“The first time the prime minister became aware that attorney Shimron represented a business interest connected to the Navy procurement project was two days ago, when Channel 10 came to us for a response. Attorney Shimron never discussed the matter of submarines, ships or any other subject concerning this client or any of his other clients.Shortly after Netanyahu’s notice, former Defense Minister Ya’alon went public with his version of events, insisting that he had “vigorously opposed” the project since new submarines at this time were not needed.
“Everyone surrounding the prime minister, including David Shimron, know well that the prime minister prohibits anyone turning to him for business matters. The only consideration in the eyes of the prime minister is strengthening Israeli might with strategic sea vessels that are essential to ensure our future.”
“I don’t know what was done and what was signed after I left the Defense Ministry,” Ya’alon wrote. He added that “the very disturbing reports” should trigger a “comprehensive investigation by the relevant parties.”

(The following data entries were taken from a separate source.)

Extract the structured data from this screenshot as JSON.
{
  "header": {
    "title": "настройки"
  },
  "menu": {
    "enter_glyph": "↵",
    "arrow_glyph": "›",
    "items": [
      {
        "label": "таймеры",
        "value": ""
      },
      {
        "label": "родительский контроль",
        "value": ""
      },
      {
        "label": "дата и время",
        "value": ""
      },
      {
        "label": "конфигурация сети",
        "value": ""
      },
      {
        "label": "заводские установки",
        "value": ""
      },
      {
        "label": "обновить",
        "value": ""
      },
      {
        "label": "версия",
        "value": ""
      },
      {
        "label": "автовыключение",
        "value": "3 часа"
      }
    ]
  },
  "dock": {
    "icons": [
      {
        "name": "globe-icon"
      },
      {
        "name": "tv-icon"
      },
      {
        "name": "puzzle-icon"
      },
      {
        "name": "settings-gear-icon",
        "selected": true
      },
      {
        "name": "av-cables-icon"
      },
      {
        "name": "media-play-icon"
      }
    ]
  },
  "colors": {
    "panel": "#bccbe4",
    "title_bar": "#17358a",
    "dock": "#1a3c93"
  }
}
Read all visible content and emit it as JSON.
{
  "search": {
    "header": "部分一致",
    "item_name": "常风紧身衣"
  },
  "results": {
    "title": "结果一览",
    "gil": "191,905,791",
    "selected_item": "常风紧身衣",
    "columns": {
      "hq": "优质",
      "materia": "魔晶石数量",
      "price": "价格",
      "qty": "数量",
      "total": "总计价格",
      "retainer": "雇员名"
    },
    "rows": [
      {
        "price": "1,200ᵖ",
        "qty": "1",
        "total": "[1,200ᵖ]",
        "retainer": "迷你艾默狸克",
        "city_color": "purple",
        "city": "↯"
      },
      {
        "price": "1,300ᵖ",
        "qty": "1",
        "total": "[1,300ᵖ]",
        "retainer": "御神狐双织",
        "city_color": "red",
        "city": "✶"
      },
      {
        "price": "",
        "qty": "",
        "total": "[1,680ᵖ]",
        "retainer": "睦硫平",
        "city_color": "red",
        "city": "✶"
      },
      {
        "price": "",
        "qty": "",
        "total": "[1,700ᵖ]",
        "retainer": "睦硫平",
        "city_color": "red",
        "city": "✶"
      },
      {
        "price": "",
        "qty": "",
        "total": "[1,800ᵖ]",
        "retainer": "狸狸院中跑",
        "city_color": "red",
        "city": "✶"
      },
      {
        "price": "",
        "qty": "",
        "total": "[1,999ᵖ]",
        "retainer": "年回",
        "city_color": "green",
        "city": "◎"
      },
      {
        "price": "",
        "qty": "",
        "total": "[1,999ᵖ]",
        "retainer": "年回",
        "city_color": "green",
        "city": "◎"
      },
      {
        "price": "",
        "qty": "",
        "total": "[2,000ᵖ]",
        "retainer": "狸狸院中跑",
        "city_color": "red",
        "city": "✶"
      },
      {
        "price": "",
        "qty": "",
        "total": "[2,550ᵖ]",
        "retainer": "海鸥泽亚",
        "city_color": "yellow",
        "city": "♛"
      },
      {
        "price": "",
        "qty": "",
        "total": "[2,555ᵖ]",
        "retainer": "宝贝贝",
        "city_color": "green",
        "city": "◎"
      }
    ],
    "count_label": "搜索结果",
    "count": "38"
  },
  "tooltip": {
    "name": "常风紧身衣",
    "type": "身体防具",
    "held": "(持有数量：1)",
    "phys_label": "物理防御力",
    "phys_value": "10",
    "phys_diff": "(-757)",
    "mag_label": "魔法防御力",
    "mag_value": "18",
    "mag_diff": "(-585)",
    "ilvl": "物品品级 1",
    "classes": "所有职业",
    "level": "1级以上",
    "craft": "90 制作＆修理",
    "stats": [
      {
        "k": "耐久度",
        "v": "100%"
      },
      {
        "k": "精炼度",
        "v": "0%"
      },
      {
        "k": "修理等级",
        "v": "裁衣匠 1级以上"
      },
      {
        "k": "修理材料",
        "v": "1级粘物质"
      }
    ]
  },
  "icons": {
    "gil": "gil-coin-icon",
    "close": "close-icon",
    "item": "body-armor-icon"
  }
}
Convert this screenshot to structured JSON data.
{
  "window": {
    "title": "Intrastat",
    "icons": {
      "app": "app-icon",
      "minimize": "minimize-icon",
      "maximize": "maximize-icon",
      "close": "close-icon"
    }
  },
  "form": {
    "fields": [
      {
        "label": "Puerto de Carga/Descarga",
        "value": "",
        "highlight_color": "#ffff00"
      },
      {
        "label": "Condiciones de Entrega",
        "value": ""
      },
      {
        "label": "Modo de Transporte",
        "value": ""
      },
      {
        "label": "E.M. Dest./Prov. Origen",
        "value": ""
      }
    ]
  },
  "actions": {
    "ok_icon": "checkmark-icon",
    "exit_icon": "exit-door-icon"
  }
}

In an interview, former Defense Minister Amir Peretz, one of Ya’alon’s predecessors at the MoD, told Defense News he didn’t know of a single case where a major procurement project was advanced without the backing of the minister of defense.
Peretz acknowledged that, at times, defense ministers did not require support from the IDF General Staff to promote a project deemed vital to Israeli security. Peretz did just that following the 2006 Lebanon war, when he directed the MoD to award its first procurement contract to Rafael for the Iron Dome defense system.
“The defense minister is not always beholden to the General Staff, but in matters of major military investments, the defense minister and the prime minister should see eye to eye,” he said.
In a show of support for Netanyahu, Defense Minister Avigdor Lieberman, Ya’alon’s successor, told reporters he was in favor of the German submarine deal.
“I think it’s very correct, in light of the arms race in the region," Lieberman said. "There were discussions on the submarines and I think it’s a necessary acquisition. The defense establishment had an integral role in the decision-making and in negotiations. All the data was provided by the defense establishment.”
However, in a subsequent timeline released by Netanyahu’s office, it appears that only after the prime minister’s first meeting with Merkel, in October 2015, and prior to his second meeting with the German Chancellor, in February 2016, was the defense minister and the MoD director asked to get involved in the process.
Once Lieberman replaced Ya’alon in May of this year, it took only six months for Netanyahu’s government to unanimously approve the deal. Now supporters of the deal hope to conclude negotiations and secure a final agreement with Merkel prior to Germany’s federal elections scheduled in less than a year from now.
Netanyahu spokesman David Keyes did not respond to repeated requests for clarification on whether the Cabinet-approved deal with Germany would also include two ASW surface ships.
However, it appears that the ASW ships have been dropped from the agenda, due to Lieberman’s unwillingness to challenge fierce resistance within the IDF to what is widely considered a superfluous and unnecessary investment.
Two teams of Israeli Navy specialists are working full time with TKMS and German Naval Yards Kiel to build Israel’s sixth strategic submarine — the Dolphin AIP INS Dakar — and four new 2,000-ton Sa’ar-6 corvettes.
The first Sa’ar-6 is scheduled to arrive here by early 2020, about a year before the Dakar is planned to reach its home base in Haifa, Israel. In a May 31 interview, Rear Adm. Yosef Ashkenazi, head of Navy Materiel Command, referred to the undersea vessel now taking shape in Kiel, Germany, as the service’s “sixth and final” Dolphin-class submarine.